A Texas mother is refusing to conform to what she calls “racist” policies implemented by her son’s school, which sent a letter home ahead of Christmas break demanding the first-grader cut his dreads. The order didn’t sit well with the boy’s mother, Tiffany Brown, who blasted the hair policy in a series of tweets. “What I didn’t sign up for is RACISM,” wrote Brown, an author and mother of three. “I will not cut his hair. He doesn’t want it cut, so why should I cut it? How does his hair affect his ability to learn?” Brown said before winter break her son Jonathan brought
home a flyer from Spring Valley Elementary School in the Waco suburb of Hewitt outlining the district’s hair and dress code policies. A section of the flyer was highlighted to note that “hair mustn’t be lower than the bottom of the ears or collar …” and that hair “volume” cannot exceed two inches away from the head. What’s worse, a handwritten note was attached instructing Jonathan to “please” cut his hair before school resumed on Jan. 8. Speaking with Texas station WKTX, Brown said she doesn’t even understand how she can reduce the “volume” of her son’s hair and called the new policy outdated. Brown, who also wears her hair natural, said all three of her children have dreadlocks and cited the cultural significance of the hairstyle in the Black community.
The mother said she has never received any warnings about her son’s hair before. “I think that his hair has nothing to do with his ability to learn,” she stated. “The way we express ourselves makes us unique and every child is unique. Hair shouldn’t be in the dress code as far as I’m concerned.” Brown also spoke to Yahoo News about her refusal to cut her son’s hair, pointing out that students of color are often targeted by hair policies because of “norms in our society.” “Because of these norms that are blinding people in our society, some people have stated that dreadlocks are a fashion statement and my child should conform and express himself when he’s older,” she told the website. “Dreadlocks are a part of my African culture, not a fashion statement.” “Dreadlocks have been a symbol of beauty and strength for many years,” Brown continued.
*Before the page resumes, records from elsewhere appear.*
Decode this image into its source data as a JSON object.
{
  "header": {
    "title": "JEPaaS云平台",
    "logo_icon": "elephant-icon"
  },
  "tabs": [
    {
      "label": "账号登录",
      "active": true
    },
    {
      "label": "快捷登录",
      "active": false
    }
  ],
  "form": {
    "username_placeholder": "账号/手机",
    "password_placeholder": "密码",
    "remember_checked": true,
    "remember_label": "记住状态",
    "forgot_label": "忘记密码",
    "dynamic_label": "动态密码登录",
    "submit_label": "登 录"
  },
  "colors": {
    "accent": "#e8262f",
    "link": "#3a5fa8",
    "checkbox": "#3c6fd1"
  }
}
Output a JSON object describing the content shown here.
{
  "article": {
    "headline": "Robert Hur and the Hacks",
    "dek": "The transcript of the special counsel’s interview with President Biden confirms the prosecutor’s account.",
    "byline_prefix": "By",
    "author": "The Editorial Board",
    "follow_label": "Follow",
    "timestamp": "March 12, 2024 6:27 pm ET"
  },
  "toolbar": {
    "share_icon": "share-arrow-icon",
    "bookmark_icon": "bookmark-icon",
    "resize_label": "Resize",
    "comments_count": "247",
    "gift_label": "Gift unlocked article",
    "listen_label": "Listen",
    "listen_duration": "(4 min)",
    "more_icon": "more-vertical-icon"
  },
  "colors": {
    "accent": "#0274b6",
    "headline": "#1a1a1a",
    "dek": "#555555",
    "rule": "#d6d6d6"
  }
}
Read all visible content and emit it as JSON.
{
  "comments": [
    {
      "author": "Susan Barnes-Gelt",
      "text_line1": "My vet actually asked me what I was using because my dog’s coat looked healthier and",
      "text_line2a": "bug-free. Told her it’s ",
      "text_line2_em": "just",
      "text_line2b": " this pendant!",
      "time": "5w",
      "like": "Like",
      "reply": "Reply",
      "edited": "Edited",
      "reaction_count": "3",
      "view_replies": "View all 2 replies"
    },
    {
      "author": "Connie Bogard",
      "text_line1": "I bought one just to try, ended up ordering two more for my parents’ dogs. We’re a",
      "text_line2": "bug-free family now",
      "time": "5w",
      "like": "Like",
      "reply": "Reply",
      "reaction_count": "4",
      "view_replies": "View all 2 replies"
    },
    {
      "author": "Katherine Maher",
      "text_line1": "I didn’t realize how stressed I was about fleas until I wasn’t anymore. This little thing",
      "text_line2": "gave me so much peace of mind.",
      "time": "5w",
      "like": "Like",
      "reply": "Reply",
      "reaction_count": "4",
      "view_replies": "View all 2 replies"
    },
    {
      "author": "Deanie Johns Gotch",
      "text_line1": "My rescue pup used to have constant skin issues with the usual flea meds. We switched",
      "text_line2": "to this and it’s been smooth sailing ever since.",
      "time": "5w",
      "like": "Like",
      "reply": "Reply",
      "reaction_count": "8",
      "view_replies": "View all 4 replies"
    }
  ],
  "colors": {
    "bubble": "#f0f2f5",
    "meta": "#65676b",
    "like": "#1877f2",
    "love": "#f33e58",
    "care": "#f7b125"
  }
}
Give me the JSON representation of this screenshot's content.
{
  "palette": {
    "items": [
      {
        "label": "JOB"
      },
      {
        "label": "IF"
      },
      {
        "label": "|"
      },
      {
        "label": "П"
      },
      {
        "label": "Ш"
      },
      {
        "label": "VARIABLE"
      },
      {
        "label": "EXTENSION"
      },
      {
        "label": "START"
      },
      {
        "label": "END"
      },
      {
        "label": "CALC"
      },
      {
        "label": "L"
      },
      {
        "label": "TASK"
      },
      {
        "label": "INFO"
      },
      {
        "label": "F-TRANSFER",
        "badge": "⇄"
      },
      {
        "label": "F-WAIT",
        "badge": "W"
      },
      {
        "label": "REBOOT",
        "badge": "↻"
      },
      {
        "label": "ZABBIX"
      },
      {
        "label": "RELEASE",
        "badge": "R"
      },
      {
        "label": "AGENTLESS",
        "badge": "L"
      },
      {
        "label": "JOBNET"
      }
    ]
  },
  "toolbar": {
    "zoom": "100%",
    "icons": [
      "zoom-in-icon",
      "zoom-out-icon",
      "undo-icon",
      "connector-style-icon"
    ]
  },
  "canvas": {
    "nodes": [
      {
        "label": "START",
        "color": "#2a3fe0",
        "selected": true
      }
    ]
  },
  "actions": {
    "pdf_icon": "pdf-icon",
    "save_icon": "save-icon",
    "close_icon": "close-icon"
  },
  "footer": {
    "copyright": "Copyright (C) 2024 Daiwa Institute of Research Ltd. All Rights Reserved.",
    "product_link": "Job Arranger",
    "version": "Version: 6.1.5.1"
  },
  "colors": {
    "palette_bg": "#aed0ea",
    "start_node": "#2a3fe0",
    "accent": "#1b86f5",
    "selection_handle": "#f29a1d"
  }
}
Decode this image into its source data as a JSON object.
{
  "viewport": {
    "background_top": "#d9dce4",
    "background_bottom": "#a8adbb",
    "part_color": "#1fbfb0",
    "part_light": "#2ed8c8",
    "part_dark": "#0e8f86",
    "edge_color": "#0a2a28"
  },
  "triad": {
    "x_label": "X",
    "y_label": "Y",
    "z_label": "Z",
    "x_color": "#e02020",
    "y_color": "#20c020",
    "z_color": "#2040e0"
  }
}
“Only recently, people of color / African descent have come to accept and love their natural hair. To hear someone say it is not enough or that my hair should blend with others, that’s not right.” The incident comes weeks after a high school wrestler in New Jersey was forced to cut his dreadlocks minutes before a high-stakes match when a referee decided his hair did not comply with the regulations. A Florida father also filed a legal complaint last year after his son’s private Christian school banned the little boy for wearing dreadlocks. Brown ultimately chose to put her foot down on the matter and sent her son to school Jan. 8 with his dreads still intact. He was called into the office that day, she said, where school officials allegedly discouraged him about keeping his hair. “Jonathan went from loving his hair yesterday to opting to cut his hair today, after this meeting,” Brown told Yahoo News. “Yesterday, he loved his hair and didn’t want it cut; today he’s frustrated and doesn’t, after speaking with a school official.” The frustrated mother said she’s willing to do whatever it takes to ensure the “rights and liberties of every child are respected and protected.”
In a statement, the Midway Independent School District dismissed Brown’s claims of racism and insisted its hair policy is in no way discriminatory. “Since the code applies to all students, it is not discriminatory in intent or by legal standards. students are expected to adhere to the current dress code, which was acknowledged by every student’s guardian at registration,” it read. “However, any parent may submit documentation to the campus administration requesting a possible exemption to the dress and grooming standards for a sincerely held religious belief.” The school added that its hair policy has been criticized in the past and that “male students wanting to have long hair is not new.” Atlanta Back Star reached out to Brown for comment but hasn’t heard back.